Data START
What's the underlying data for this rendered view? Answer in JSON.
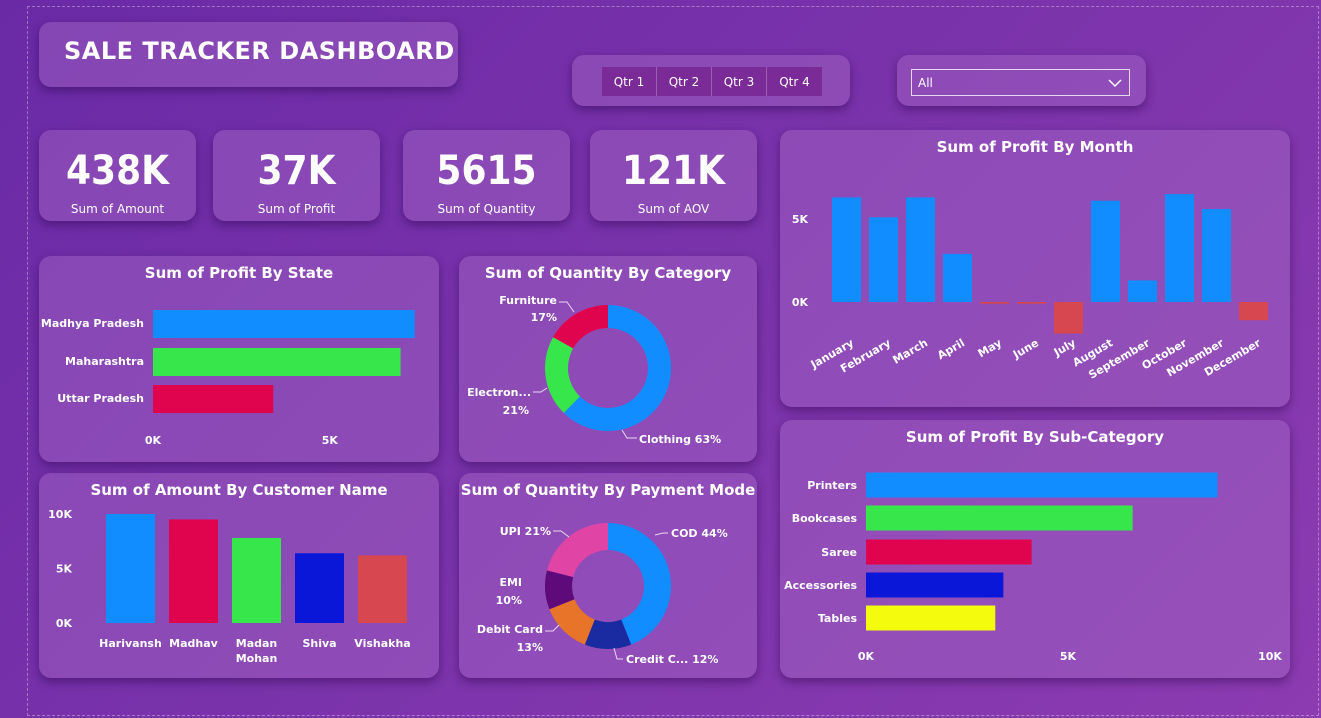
{
  "header": {
    "title": "SALE TRACKER DASHBOARD",
    "quarters": [
      "Qtr 1",
      "Qtr 2",
      "Qtr 3",
      "Qtr 4"
    ],
    "dropdown_value": "All"
  },
  "kpis": [
    {
      "value": "438K",
      "label": "Sum of Amount"
    },
    {
      "value": "37K",
      "label": "Sum of Profit"
    },
    {
      "value": "5615",
      "label": "Sum of Quantity"
    },
    {
      "value": "121K",
      "label": "Sum of AOV"
    }
  ],
  "colors": {
    "blue": "#118dff",
    "green": "#37e64a",
    "red": "#e0044e",
    "navy": "#0a16d8",
    "salmon": "#d6474f",
    "yellow": "#f5fb0c",
    "purple": "#5e0a7a",
    "orange": "#e8742a",
    "pink": "#e045a6",
    "darkblue": "#1a2aa0"
  },
  "chart_data": [
    {
      "type": "bar",
      "orientation": "horizontal",
      "title": "Sum of Profit By State",
      "categories": [
        "Madhya Pradesh",
        "Maharashtra",
        "Uttar Pradesh"
      ],
      "values": [
        7400,
        7000,
        3400
      ],
      "ticks": [
        "0K",
        "5K"
      ],
      "xlim": [
        0,
        8200
      ]
    },
    {
      "type": "pie",
      "title": "Sum of Quantity By Category",
      "slices": [
        {
          "name": "Clothing",
          "value": 63,
          "label": "Clothing 63%"
        },
        {
          "name": "Electronics",
          "value": 21,
          "label": "Electron...",
          "pct": "21%"
        },
        {
          "name": "Furniture",
          "value": 17,
          "label": "Furniture",
          "pct": "17%"
        }
      ]
    },
    {
      "type": "bar",
      "title": "Sum of Profit By Month",
      "categories": [
        "January",
        "February",
        "March",
        "April",
        "May",
        "June",
        "July",
        "August",
        "September",
        "October",
        "November",
        "December"
      ],
      "values": [
        6300,
        5100,
        6300,
        2900,
        -100,
        -100,
        -1900,
        6100,
        1300,
        6500,
        5600,
        -1100
      ],
      "ticks": [
        "5K",
        "0K"
      ],
      "ylim": [
        -2500,
        7500
      ]
    },
    {
      "type": "bar",
      "title": "Sum of Amount By Customer Name",
      "categories": [
        "Harivansh",
        "Madhav",
        "Madan Mohan",
        "Shiva",
        "Vishakha"
      ],
      "category_lines": [
        [
          "Harivansh"
        ],
        [
          "Madhav"
        ],
        [
          "Madan",
          "Mohan"
        ],
        [
          "Shiva"
        ],
        [
          "Vishakha"
        ]
      ],
      "values": [
        10000,
        9500,
        7800,
        6400,
        6200
      ],
      "ticks": [
        "10K",
        "5K",
        "0K"
      ],
      "ylim": [
        0,
        10000
      ]
    },
    {
      "type": "pie",
      "title": "Sum of Quantity By Payment Mode",
      "slices": [
        {
          "name": "COD",
          "value": 44,
          "label": "COD 44%"
        },
        {
          "name": "Credit Card",
          "value": 12,
          "label": "Credit C... 12%"
        },
        {
          "name": "Debit Card",
          "value": 13,
          "label": "Debit Card",
          "pct": "13%"
        },
        {
          "name": "EMI",
          "value": 10,
          "label": "EMI",
          "pct": "10%"
        },
        {
          "name": "UPI",
          "value": 21,
          "label": "UPI 21%"
        }
      ]
    },
    {
      "type": "bar",
      "orientation": "horizontal",
      "title": "Sum of Profit By Sub-Category",
      "categories": [
        "Printers",
        "Bookcases",
        "Saree",
        "Accessories",
        "Tables"
      ],
      "values": [
        8700,
        6600,
        4100,
        3400,
        3200
      ],
      "ticks": [
        "0K",
        "5K",
        "10K"
      ],
      "xlim": [
        0,
        10000
      ]
    }
  ]
}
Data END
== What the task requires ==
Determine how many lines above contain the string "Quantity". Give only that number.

== Response ==
3